AIU Holdings, seeking to distance itself from troubled parent American International Group Inc, is taking steps toward greater independence, including rebranding itself and a sale of up to a 20 percent stake to outside investors through an initial public offering or private deal.

Schimek, in an interview with Reuters this week, said he plans to keep the company unified: "We will not break up AIU Holdings ... We are bringing it together under one roof as part of a worldwide U.S.-based property-casualty insurance company."

Schimek, 44, joined AIG's North American commercial insurance business in 2005 from accounting firm Deloitte & Touche LLP, where he helped prepare several large insurers for IPOs, including No. 1 U.S. life insurer MetLife Inc.

"Rob Schimek's extensive experience ... uniquely qualify him to successfully lead the financial operations of AIU Holdings and advance the organization's separation strategies," Kristian Moor, who was named president of AIU Holdings in March, said in a statement.

AIU Holdings comprises AIG's commercial property-casualty business in North America and its foreign general insurance, as well as a private client group.
AIU Holdings expects to retain its waterfront headquarters in lower Manhattan, and will most likely list its shares in New York.

While AIG posted losses of nearly $100 billion in 2008, AIU Holdings' businesses in North America turned an after-tax net profit of more than $2 billion. The unit received no capital injection from its parent company in 2008 or this year.
"The AIG situation, the U.S. economy, the U.S. credit markets, a real tough U.S. natural catastrophe season -- in the face of all those events, the North American operations still had statutory net income," said Schimek.

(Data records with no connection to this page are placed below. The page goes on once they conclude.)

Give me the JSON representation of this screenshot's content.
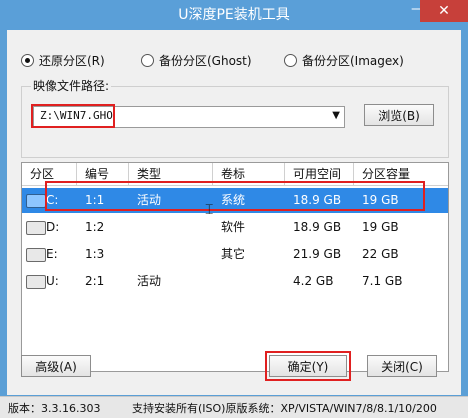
{
  "window": {
    "title": "U深度PE装机工具",
    "minimize": "—",
    "close": "✕"
  },
  "modes": [
    {
      "label": "还原分区(R)",
      "selected": true
    },
    {
      "label": "备份分区(Ghost)",
      "selected": false
    },
    {
      "label": "备份分区(Imagex)",
      "selected": false
    }
  ],
  "image_path": {
    "label": "映像文件路径:",
    "value": "Z:\\WIN7.GHO",
    "browse": "浏览(B)"
  },
  "table": {
    "headers": [
      "分区",
      "编号",
      "类型",
      "卷标",
      "可用空间",
      "分区容量"
    ],
    "rows": [
      {
        "drive": "C:",
        "num": "1:1",
        "type": "活动",
        "label": "系统",
        "free": "18.9 GB",
        "cap": "19 GB"
      },
      {
        "drive": "D:",
        "num": "1:2",
        "type": "",
        "label": "软件",
        "free": "18.9 GB",
        "cap": "19 GB"
      },
      {
        "drive": "E:",
        "num": "1:3",
        "type": "",
        "label": "其它",
        "free": "21.9 GB",
        "cap": "22 GB"
      },
      {
        "drive": "U:",
        "num": "2:1",
        "type": "活动",
        "label": "",
        "free": "4.2 GB",
        "cap": "7.1 GB"
      }
    ]
  },
  "buttons": {
    "advanced": "高级(A)",
    "ok": "确定(Y)",
    "close": "关闭(C)"
  },
  "status": {
    "version": "版本：3.3.16.303",
    "support": "支持安装所有(ISO)原版系统：XP/VISTA/WIN7/8/8.1/10/200"
  }
}
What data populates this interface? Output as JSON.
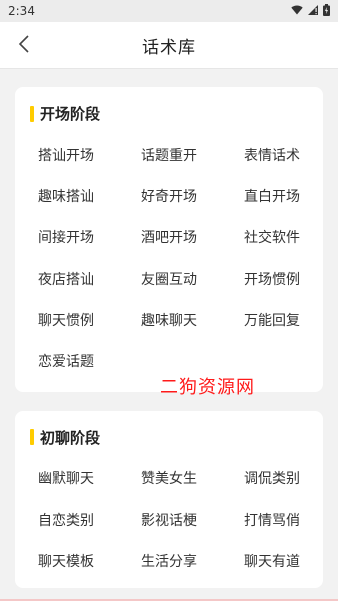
{
  "status_bar": {
    "time": "2:34",
    "icons": [
      "wifi-icon",
      "signal-icon",
      "battery-icon"
    ]
  },
  "header": {
    "title": "话术库",
    "back_icon": "chevron-left-icon"
  },
  "sections": [
    {
      "title": "开场阶段",
      "items": [
        "搭讪开场",
        "话题重开",
        "表情话术",
        "趣味搭讪",
        "好奇开场",
        "直白开场",
        "间接开场",
        "酒吧开场",
        "社交软件",
        "夜店搭讪",
        "友圈互动",
        "开场惯例",
        "聊天惯例",
        "趣味聊天",
        "万能回复",
        "恋爱话题"
      ]
    },
    {
      "title": "初聊阶段",
      "items": [
        "幽默聊天",
        "赞美女生",
        "调侃类别",
        "自恋类别",
        "影视话梗",
        "打情骂俏",
        "聊天模板",
        "生活分享",
        "聊天有道"
      ]
    }
  ],
  "watermark": "二狗资源网",
  "colors": {
    "accent": "#ffcc00",
    "watermark": "#ff1a1a",
    "background": "#f2f2f2"
  }
}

As parent company, AIG will receive the proceeds of any stake sale by AIU Holdings -- potentially in the neighborhood of $8 billion if a 20 percent stake is sold. The figure is based on AIU Holdings' $38 billion valuation under U.S. accounting rules at the end of 2008.

AIG could use the proceeds to help repay bailout funds to the U.S. government. The company nearly collapsed last year under rising collateral demands from customers that bought debt protection from AIG's financial products unit. Through a series of bailouts, the government committed up to $180 billion to AIG's rescue, including about $85 billion in loans.

Sunday, June 7, 2009

1980's S&L Scandal a CIA Operation-- Is the AIG Scam Also a CIA Job?

In the book "Defrauding America", Rodney Stich tells how the Savings and Loan crisis of the 1980s-- which was a huge deal at the time-- was essentially a CIA scam. Basically, after Congress cut back on CIA funding in the late '70s, due to Congressional investigations and scandals, the CIA sought out new sources of funds for covert operations. Thus, the CIA took advantage of the recent laws that deregulated thrifts/savings and loans, and essentially set up scams to steal billions of dollars from the government, via S&L CIA fronts and bogus real estate deals. Charles Keating, the biggest name of the scandal, had extensive CIA ties.

While this may seem like ancient history now, doesn't it seem likely that the current financial crisis was a CIA scam-- particularly given ties between AIG and the CIA?

More details on the CIA and the S&L crisis here and here.

Gunther Russbacher, the "former" CIA agent who is the basis for much of this information, has a very bizarre, interesting history (with various contradictory information). See here, here, here. Strikingly, there is nothing on Russbacher or Stich in Wikipedia, despite their importance in the conspiracy world.